[Opening Given entries section]

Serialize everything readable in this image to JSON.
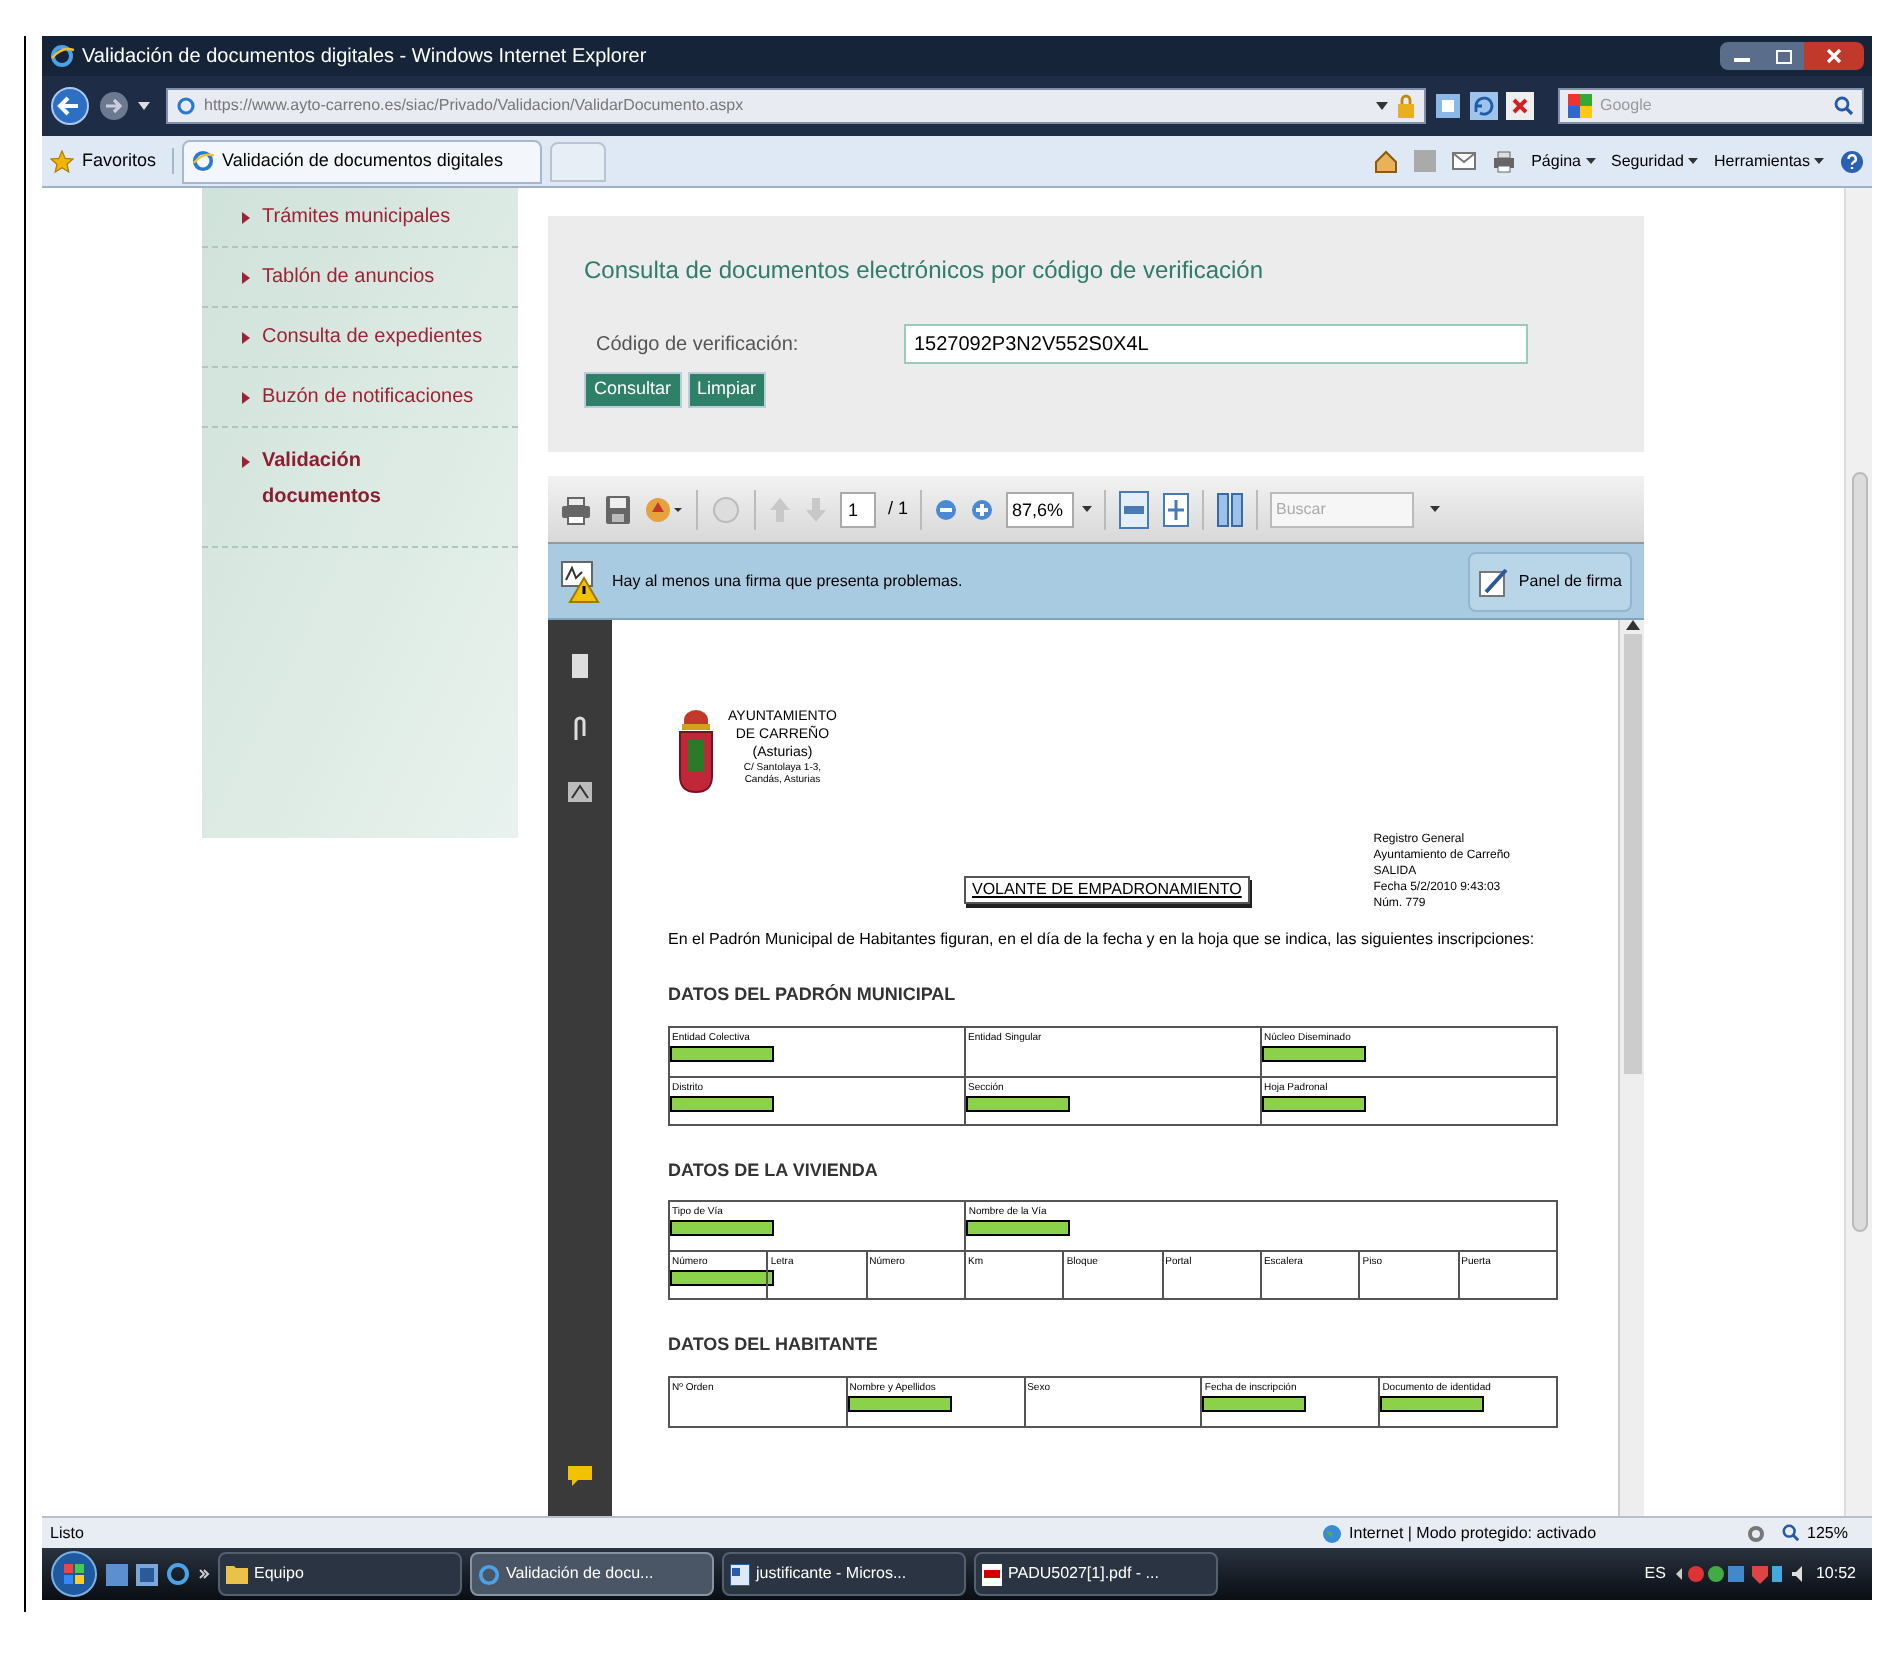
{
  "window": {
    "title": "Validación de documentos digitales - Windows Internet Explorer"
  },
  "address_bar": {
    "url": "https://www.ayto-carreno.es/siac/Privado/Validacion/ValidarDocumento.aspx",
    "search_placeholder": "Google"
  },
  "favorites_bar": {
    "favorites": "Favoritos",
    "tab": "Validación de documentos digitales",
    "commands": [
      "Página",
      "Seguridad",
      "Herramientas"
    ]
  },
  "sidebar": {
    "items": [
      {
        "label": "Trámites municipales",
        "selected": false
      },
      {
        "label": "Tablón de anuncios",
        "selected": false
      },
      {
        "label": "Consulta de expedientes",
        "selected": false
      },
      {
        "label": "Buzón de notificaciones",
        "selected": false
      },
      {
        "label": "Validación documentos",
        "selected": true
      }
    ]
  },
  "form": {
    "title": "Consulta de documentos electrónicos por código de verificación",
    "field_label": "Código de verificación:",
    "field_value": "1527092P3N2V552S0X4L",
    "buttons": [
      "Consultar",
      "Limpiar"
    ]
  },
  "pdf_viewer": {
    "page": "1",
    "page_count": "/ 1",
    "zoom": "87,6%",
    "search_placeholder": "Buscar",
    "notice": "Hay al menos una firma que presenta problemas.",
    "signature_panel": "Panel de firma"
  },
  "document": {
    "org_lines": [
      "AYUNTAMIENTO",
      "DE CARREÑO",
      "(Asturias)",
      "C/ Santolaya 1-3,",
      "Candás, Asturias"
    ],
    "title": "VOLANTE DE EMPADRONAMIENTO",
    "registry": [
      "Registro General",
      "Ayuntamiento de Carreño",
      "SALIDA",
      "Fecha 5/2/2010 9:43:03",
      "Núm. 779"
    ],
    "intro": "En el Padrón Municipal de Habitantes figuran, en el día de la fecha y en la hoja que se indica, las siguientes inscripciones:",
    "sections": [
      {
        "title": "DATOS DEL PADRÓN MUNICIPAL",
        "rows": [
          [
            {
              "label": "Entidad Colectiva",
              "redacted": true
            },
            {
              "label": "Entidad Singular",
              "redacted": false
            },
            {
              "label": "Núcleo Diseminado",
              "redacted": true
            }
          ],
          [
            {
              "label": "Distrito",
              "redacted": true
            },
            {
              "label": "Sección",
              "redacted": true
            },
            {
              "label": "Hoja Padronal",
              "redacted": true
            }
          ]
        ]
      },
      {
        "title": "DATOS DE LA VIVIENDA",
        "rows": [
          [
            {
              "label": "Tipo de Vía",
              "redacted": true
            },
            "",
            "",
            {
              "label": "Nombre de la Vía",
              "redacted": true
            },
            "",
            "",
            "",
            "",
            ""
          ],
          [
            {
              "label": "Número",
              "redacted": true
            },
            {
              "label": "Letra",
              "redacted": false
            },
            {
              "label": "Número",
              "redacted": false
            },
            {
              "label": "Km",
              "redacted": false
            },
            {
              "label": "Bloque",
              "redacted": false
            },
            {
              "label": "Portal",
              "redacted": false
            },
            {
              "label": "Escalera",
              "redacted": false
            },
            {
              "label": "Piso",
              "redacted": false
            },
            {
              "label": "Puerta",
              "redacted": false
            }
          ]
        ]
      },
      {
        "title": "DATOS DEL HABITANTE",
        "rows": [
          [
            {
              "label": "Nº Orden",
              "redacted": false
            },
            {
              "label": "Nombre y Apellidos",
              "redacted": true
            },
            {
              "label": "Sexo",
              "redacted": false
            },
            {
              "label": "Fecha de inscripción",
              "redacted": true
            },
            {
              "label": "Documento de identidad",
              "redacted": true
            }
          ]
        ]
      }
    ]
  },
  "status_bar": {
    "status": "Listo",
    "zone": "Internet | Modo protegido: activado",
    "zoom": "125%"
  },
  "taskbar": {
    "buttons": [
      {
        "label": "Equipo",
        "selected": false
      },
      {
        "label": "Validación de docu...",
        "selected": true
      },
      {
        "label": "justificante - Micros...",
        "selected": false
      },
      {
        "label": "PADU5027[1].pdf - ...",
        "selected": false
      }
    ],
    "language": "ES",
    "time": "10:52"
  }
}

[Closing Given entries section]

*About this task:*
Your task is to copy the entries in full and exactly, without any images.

*Answer for the task:*
Serialize everything readable in this image to JSON.
{
  "window": {
    "title": "Validación de documentos digitales - Windows Internet Explorer"
  },
  "address_bar": {
    "url": "https://www.ayto-carreno.es/siac/Privado/Validacion/ValidarDocumento.aspx",
    "search_placeholder": "Google"
  },
  "favorites_bar": {
    "favorites": "Favoritos",
    "tab": "Validación de documentos digitales",
    "commands": [
      "Página",
      "Seguridad",
      "Herramientas"
    ]
  },
  "sidebar": {
    "items": [
      {
        "label": "Trámites municipales",
        "selected": false
      },
      {
        "label": "Tablón de anuncios",
        "selected": false
      },
      {
        "label": "Consulta de expedientes",
        "selected": false
      },
      {
        "label": "Buzón de notificaciones",
        "selected": false
      },
      {
        "label": "Validación documentos",
        "selected": true
      }
    ]
  },
  "form": {
    "title": "Consulta de documentos electrónicos por código de verificación",
    "field_label": "Código de verificación:",
    "field_value": "1527092P3N2V552S0X4L",
    "buttons": [
      "Consultar",
      "Limpiar"
    ]
  },
  "pdf_viewer": {
    "page": "1",
    "page_count": "/ 1",
    "zoom": "87,6%",
    "search_placeholder": "Buscar",
    "notice": "Hay al menos una firma que presenta problemas.",
    "signature_panel": "Panel de firma"
  },
  "document": {
    "org_lines": [
      "AYUNTAMIENTO",
      "DE CARREÑO",
      "(Asturias)",
      "C/ Santolaya 1-3,",
      "Candás, Asturias"
    ],
    "title": "VOLANTE DE EMPADRONAMIENTO",
    "registry": [
      "Registro General",
      "Ayuntamiento de Carreño",
      "SALIDA",
      "Fecha 5/2/2010 9:43:03",
      "Núm. 779"
    ],
    "intro": "En el Padrón Municipal de Habitantes figuran, en el día de la fecha y en la hoja que se indica, las siguientes inscripciones:",
    "sections": [
      {
        "title": "DATOS DEL PADRÓN MUNICIPAL",
        "rows": [
          [
            {
              "label": "Entidad Colectiva",
              "redacted": true
            },
            {
              "label": "Entidad Singular",
              "redacted": false
            },
            {
              "label": "Núcleo Diseminado",
              "redacted": true
            }
          ],
          [
            {
              "label": "Distrito",
              "redacted": true
            },
            {
              "label": "Sección",
              "redacted": true
            },
            {
              "label": "Hoja Padronal",
              "redacted": true
            }
          ]
        ]
      },
      {
        "title": "DATOS DE LA VIVIENDA",
        "rows": [
          [
            {
              "label": "Tipo de Vía",
              "redacted": true
            },
            "",
            "",
            {
              "label": "Nombre de la Vía",
              "redacted": true
            },
            "",
            "",
            "",
            "",
            ""
          ],
          [
            {
              "label": "Número",
              "redacted": true
            },
            {
              "label": "Letra",
              "redacted": false
            },
            {
              "label": "Número",
              "redacted": false
            },
            {
              "label": "Km",
              "redacted": false
            },
            {
              "label": "Bloque",
              "redacted": false
            },
            {
              "label": "Portal",
              "redacted": false
            },
            {
              "label": "Escalera",
              "redacted": false
            },
            {
              "label": "Piso",
              "redacted": false
            },
            {
              "label": "Puerta",
              "redacted": false
            }
          ]
        ]
      },
      {
        "title": "DATOS DEL HABITANTE",
        "rows": [
          [
            {
              "label": "Nº Orden",
              "redacted": false
            },
            {
              "label": "Nombre y Apellidos",
              "redacted": true
            },
            {
              "label": "Sexo",
              "redacted": false
            },
            {
              "label": "Fecha de inscripción",
              "redacted": true
            },
            {
              "label": "Documento de identidad",
              "redacted": true
            }
          ]
        ]
      }
    ]
  },
  "status_bar": {
    "status": "Listo",
    "zone": "Internet | Modo protegido: activado",
    "zoom": "125%"
  },
  "taskbar": {
    "buttons": [
      {
        "label": "Equipo",
        "selected": false
      },
      {
        "label": "Validación de docu...",
        "selected": true
      },
      {
        "label": "justificante - Micros...",
        "selected": false
      },
      {
        "label": "PADU5027[1].pdf - ...",
        "selected": false
      }
    ],
    "language": "ES",
    "time": "10:52"
  }
}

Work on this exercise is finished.